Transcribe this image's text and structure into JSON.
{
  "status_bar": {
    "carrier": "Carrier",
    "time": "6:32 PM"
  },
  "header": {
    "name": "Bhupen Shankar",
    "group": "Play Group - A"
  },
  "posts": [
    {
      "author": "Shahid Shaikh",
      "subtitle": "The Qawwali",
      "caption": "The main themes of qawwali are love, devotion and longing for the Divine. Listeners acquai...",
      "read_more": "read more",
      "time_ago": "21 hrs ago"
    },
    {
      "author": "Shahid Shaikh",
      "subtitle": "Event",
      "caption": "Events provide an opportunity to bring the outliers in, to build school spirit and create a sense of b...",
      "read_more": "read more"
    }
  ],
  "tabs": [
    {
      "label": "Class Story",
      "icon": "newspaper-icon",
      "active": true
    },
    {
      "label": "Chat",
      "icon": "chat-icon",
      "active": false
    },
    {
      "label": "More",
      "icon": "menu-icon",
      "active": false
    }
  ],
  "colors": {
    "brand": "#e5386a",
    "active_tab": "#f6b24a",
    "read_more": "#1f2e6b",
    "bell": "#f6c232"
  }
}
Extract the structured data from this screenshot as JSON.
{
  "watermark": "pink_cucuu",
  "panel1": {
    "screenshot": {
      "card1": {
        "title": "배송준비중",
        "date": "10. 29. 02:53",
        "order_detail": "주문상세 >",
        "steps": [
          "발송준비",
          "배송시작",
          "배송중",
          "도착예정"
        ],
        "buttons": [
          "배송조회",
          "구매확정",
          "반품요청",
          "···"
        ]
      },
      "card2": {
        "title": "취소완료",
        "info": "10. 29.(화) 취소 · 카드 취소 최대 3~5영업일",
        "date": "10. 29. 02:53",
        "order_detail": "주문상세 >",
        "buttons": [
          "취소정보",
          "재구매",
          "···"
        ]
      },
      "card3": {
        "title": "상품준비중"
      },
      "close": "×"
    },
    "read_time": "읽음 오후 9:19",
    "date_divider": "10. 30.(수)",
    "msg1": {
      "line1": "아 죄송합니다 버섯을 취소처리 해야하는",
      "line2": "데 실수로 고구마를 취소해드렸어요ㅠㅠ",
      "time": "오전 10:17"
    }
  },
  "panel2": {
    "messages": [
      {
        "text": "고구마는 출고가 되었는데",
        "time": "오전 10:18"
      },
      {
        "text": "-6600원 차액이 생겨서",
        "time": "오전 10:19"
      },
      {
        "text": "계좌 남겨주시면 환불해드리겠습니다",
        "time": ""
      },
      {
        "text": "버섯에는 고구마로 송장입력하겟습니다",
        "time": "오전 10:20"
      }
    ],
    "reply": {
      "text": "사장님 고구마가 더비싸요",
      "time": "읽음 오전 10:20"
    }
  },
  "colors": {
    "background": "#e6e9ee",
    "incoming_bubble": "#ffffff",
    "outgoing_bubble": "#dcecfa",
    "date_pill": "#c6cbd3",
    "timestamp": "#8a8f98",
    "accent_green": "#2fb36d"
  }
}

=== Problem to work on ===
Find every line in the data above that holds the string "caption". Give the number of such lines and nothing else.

=== Response area ===
2